It depends on how you define "sleep," it has been proven that trees do relax their branches at night, which might be a sign of snoozing, scientists said. To discover this researchers set up lasers that measured the movements of two silver birch trees (Betula pendula) at night. One tree was in Finland and the other in Austria, and both were monitored from dusk until morning on dry, windless nights in September for movements created by the environments to be the minimum possible. This was close to the solar equinox, when daylight and night time are about equal.The laser scanners used infrared light to illuminate different parts of the tree, each for fractions of a second. This provided enough detail to map each tree within minutes, the researchers said.
The silver birches' branches and leaves sagged at night; they reached their lowest position a few hours before sunrise, and then perked up again during the wee hours of the morning, the researchers found.

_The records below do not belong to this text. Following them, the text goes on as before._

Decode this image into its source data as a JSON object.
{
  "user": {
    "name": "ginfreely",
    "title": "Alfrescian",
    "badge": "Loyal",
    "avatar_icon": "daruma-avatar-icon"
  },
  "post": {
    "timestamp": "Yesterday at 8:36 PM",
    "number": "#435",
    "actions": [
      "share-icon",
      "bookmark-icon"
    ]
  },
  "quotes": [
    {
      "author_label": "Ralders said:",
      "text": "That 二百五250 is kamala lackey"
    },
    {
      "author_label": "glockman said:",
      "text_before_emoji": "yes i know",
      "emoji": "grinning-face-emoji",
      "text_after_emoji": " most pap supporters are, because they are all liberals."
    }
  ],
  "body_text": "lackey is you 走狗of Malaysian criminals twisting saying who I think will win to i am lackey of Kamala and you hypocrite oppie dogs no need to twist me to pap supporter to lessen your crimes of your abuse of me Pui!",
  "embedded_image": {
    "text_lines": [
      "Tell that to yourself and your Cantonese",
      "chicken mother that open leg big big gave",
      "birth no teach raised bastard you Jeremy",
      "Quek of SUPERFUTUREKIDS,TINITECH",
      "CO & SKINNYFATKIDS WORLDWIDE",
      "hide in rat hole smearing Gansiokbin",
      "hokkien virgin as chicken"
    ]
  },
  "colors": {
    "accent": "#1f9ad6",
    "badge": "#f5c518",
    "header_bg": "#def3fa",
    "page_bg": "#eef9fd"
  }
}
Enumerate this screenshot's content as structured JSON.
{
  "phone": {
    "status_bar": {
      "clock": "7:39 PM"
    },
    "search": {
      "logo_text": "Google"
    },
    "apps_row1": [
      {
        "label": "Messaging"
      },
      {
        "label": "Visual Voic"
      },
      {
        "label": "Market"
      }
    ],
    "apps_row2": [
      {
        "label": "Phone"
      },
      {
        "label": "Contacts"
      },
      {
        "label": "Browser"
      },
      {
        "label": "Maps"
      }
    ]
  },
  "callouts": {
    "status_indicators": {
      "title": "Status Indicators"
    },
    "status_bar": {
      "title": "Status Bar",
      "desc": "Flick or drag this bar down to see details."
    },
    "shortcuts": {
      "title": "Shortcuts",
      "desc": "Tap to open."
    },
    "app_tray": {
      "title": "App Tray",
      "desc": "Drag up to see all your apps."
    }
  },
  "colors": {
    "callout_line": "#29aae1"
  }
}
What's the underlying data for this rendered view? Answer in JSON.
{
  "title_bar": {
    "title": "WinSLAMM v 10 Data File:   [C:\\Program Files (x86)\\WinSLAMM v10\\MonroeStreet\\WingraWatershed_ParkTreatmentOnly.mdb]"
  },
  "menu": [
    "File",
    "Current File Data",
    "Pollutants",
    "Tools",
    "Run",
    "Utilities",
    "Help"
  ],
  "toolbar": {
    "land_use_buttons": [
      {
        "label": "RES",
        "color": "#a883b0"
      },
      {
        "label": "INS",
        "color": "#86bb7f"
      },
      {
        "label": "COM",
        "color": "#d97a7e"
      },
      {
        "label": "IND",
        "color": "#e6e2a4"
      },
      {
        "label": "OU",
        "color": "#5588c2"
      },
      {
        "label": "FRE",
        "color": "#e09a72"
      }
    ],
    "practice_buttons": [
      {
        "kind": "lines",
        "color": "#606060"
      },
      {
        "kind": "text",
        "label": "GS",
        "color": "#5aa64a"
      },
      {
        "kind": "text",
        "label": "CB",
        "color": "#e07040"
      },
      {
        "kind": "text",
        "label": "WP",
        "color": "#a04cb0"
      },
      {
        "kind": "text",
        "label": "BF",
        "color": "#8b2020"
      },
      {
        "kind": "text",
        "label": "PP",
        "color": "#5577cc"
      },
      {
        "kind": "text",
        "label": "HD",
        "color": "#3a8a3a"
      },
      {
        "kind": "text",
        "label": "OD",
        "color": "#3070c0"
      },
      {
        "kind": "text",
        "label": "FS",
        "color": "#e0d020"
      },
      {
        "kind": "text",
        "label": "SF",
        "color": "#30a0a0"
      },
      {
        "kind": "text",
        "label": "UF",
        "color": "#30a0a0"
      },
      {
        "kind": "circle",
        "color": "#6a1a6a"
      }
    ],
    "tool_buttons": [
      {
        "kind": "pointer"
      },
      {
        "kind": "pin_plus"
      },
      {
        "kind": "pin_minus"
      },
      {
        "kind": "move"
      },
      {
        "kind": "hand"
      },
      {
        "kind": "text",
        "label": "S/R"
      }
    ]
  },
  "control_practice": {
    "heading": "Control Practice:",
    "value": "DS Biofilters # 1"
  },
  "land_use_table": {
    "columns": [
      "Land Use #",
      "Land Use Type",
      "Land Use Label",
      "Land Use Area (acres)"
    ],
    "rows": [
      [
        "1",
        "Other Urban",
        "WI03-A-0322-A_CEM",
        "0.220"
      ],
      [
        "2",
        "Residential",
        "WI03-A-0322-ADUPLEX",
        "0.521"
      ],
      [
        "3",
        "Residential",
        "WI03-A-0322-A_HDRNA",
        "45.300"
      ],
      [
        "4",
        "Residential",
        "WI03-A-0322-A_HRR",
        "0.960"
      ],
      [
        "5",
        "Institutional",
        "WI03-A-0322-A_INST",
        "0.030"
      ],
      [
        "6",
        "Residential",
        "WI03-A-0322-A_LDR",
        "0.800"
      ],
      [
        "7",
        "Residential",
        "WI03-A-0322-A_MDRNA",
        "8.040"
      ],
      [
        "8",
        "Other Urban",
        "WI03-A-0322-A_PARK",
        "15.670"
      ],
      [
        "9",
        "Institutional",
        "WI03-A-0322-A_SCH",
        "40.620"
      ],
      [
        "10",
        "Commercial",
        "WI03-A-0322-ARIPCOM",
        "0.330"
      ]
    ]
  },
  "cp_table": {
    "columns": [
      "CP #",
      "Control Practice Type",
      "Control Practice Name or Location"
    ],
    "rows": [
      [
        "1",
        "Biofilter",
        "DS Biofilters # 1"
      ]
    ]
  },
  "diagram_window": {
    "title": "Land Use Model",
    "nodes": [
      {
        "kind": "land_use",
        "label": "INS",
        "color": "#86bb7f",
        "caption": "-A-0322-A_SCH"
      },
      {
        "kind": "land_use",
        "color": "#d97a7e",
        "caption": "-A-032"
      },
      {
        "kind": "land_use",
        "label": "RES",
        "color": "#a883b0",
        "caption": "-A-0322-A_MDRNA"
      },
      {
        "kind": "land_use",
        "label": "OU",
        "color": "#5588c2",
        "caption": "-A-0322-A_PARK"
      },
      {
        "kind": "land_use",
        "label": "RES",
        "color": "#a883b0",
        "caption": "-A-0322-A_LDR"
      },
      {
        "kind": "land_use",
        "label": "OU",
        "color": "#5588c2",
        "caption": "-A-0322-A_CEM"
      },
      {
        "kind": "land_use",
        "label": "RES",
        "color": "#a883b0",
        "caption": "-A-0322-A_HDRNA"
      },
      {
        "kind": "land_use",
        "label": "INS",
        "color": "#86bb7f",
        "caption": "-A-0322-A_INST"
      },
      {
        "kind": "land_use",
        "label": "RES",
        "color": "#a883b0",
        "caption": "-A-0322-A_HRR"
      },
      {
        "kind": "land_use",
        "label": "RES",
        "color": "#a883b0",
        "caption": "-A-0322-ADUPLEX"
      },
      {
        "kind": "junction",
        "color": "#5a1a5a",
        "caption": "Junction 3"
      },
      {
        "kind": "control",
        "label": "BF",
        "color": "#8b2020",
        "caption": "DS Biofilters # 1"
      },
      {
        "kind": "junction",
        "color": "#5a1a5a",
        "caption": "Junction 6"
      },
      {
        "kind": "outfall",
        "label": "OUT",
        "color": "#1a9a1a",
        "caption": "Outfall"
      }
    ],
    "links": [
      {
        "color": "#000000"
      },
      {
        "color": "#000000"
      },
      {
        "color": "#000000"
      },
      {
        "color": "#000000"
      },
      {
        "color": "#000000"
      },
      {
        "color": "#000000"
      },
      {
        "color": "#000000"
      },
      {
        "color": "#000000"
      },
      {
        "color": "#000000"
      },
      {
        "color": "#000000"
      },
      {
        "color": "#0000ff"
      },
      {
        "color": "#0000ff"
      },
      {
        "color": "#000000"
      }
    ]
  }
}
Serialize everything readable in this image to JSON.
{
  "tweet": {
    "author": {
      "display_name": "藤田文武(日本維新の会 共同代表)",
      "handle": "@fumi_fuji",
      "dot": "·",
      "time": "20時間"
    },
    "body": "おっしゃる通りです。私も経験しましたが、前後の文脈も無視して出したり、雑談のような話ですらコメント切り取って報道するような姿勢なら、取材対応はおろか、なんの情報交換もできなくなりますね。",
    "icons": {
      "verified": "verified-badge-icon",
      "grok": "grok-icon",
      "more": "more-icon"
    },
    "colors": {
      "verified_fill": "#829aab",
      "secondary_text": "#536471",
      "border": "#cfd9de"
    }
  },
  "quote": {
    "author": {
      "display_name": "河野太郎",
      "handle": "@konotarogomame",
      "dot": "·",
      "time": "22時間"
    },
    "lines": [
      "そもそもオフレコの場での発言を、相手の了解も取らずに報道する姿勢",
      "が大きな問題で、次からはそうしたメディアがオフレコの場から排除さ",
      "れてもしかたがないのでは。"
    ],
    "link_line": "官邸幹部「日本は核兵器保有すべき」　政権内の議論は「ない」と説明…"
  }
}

So if this is considered a form of sleep, trees after all might sleep after dark, according to precise laser measurements that detected the plants' branches drooping at night.
Eetu Puttonen said: "Our results show that the whole tree droops during night, which can be seen as position change in leaves and branches,", "The changes are not too large, only up to 10 centimeters [4 inches] for trees with a height of about 5 meters [16 feet]."
It's unclear if the sun "woke up" the trees or if they relied on their own internal circadian rhythm, the researchers said. But "the fact that some branches started returning to their daytime position already before sunrise would suggest this.The finding isn't too surprising, but oddly enough it hadn't been studied until now, the researchers said. Most living organisms have day and night circadian rhythms, and any gardener will notice that some plants open their flowers in the morning and that some trees close their leaves at night.
Supplied by Carol Mar. 3º Y